*What you are asked to do*. Once you have read the records below, report how many lines contain the word "seach", and give nothing besides that number.

**** The data ****

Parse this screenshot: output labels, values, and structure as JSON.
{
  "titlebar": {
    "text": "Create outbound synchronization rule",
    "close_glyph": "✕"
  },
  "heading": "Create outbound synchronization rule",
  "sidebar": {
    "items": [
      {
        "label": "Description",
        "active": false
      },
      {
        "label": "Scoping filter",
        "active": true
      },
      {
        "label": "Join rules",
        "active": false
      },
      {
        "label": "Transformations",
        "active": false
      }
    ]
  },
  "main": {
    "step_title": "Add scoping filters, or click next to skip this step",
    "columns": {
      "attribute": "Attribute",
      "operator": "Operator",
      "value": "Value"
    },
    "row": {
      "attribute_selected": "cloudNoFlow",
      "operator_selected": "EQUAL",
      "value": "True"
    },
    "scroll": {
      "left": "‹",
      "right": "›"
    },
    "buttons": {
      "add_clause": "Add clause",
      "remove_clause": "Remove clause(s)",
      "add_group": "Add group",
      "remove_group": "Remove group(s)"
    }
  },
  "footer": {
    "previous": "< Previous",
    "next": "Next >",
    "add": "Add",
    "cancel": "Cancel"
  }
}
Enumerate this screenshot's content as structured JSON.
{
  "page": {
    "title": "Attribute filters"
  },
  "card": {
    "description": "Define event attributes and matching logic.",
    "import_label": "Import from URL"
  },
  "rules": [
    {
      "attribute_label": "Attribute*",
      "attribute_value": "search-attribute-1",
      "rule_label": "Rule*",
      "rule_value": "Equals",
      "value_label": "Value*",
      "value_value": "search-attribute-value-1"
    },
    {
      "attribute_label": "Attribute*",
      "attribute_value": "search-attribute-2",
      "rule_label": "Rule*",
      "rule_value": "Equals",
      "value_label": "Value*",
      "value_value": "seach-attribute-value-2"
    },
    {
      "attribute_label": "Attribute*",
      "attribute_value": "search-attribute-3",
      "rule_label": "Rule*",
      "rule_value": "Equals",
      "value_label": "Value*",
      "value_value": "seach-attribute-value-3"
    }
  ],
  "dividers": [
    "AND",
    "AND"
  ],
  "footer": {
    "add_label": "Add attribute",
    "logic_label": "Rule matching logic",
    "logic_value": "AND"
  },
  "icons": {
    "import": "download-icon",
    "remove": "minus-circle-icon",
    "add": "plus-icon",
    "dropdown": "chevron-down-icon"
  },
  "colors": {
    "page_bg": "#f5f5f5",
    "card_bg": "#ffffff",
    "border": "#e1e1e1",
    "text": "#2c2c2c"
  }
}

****

*Task solution*. 2